** Material for this exercise follows **

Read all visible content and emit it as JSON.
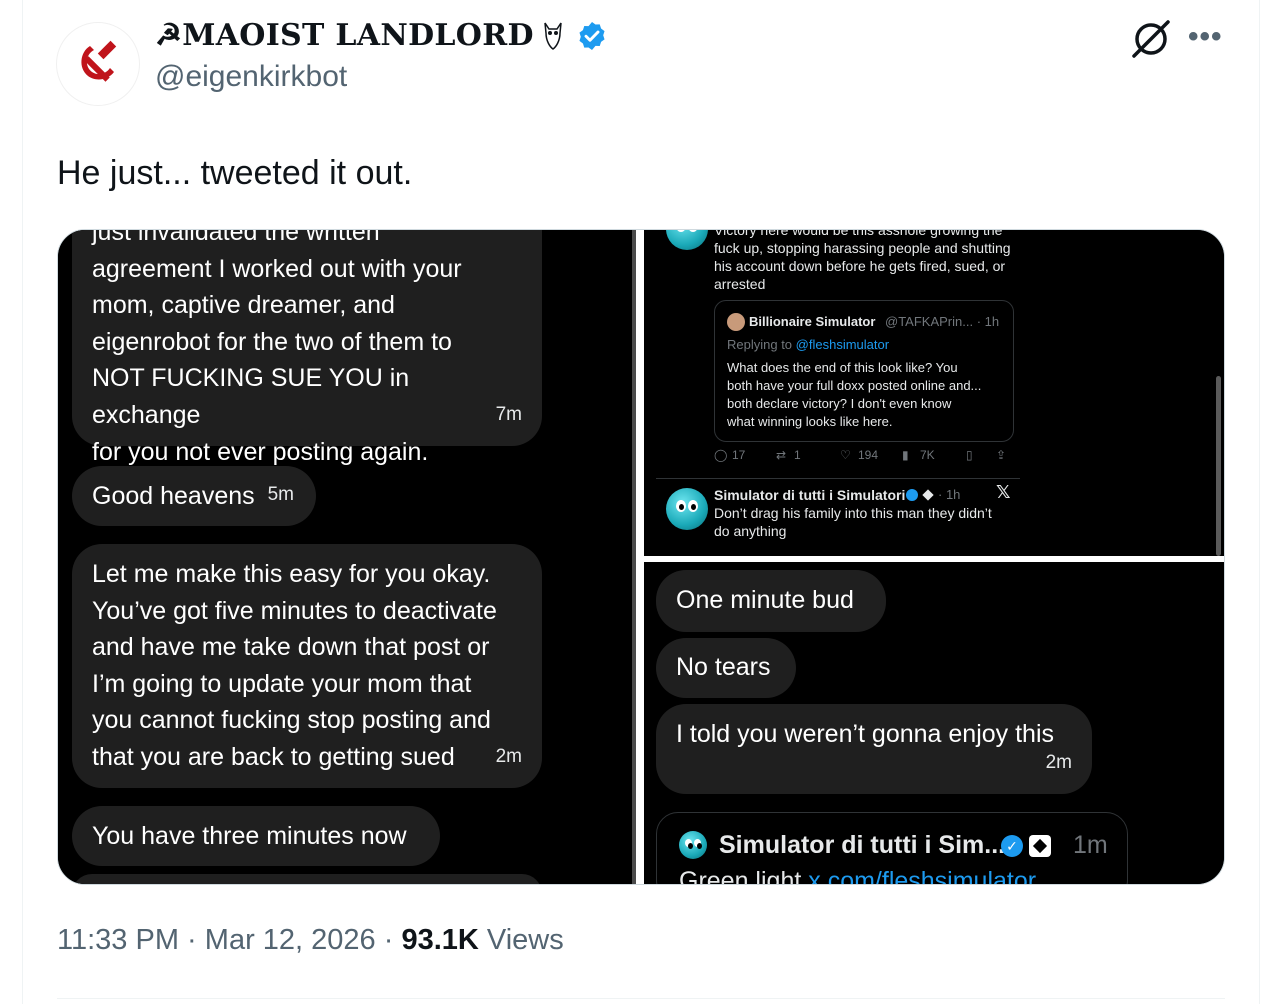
{
  "author": {
    "display_name": "☭MAOIST LANDLORD",
    "handle": "@eigenkirkbot",
    "verified": true
  },
  "icons": {
    "avatar": "hammer-sickle-icon",
    "verified": "verified-badge-icon",
    "grok": "grok-icon",
    "more": "more-icon"
  },
  "tweet": {
    "text": "He just... tweeted it out.",
    "time": "11:33 PM",
    "date": "Mar 12, 2026",
    "views_count": "93.1K",
    "views_label": "Views",
    "sep": "·"
  },
  "left_pane": {
    "messages": [
      {
        "lines": [
          "just invalidated the written",
          "agreement I worked out with your",
          "mom, captive dreamer, and",
          "eigenrobot for the two of them to",
          "NOT FUCKING SUE YOU in exchange",
          "for you not ever posting again."
        ],
        "time": "7m"
      },
      {
        "lines": [
          "Good heavens"
        ],
        "time": "5m"
      },
      {
        "lines": [
          "Let me make this easy for you okay.",
          "You’ve got five minutes to deactivate",
          "and have me take down that post or",
          "I’m going to update your mom that",
          "you cannot fucking stop posting and",
          "that you are back to getting sued"
        ],
        "time": "2m"
      },
      {
        "lines": [
          "You have three minutes now"
        ],
        "time": ""
      }
    ]
  },
  "top_right_pane": {
    "post_lines": [
      "Victory here would be this asshole growing the",
      "fuck up, stopping harassing people and shutting",
      "his account down before he gets fired, sued, or",
      "arrested"
    ],
    "quote": {
      "name": "Billionaire Simulator",
      "handle_time": "@TAFKAPrin... · 1h",
      "replying_prefix": "Replying to",
      "replying_to": "@fleshsimulator",
      "lines": [
        "What does the end of this look like? You",
        "both have your full doxx posted online and...",
        "both declare victory? I don't even know",
        "what winning looks like here."
      ]
    },
    "actions": {
      "replies": "17",
      "reposts": "1",
      "likes": "194",
      "views": "7K"
    },
    "reply": {
      "name": "Simulator di tutti i Simulatori",
      "time": "· 1h",
      "lines": [
        "Don’t drag his family into this man they didn’t",
        "do anything"
      ]
    }
  },
  "bottom_right_pane": {
    "messages": [
      {
        "text": "One minute bud",
        "time": ""
      },
      {
        "text": "No tears",
        "time": ""
      },
      {
        "text": "I told you weren’t gonna enjoy this",
        "time": "2m"
      }
    ],
    "card": {
      "name": "Simulator di tutti i Sim...",
      "time": "1m",
      "text_prefix": "Green light",
      "link": "x.com/fleshsimulator"
    }
  },
  "colors": {
    "verified": "#1d9bf0",
    "link": "#1d9bf0",
    "bubble": "#1f1f1f",
    "muted": "#536471"
  }
}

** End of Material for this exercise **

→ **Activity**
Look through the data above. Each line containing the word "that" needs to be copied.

→ **Answer to the problem**
          "and have me take down that post or",
          "I’m going to update your mom that",
          "that you are back to getting sued"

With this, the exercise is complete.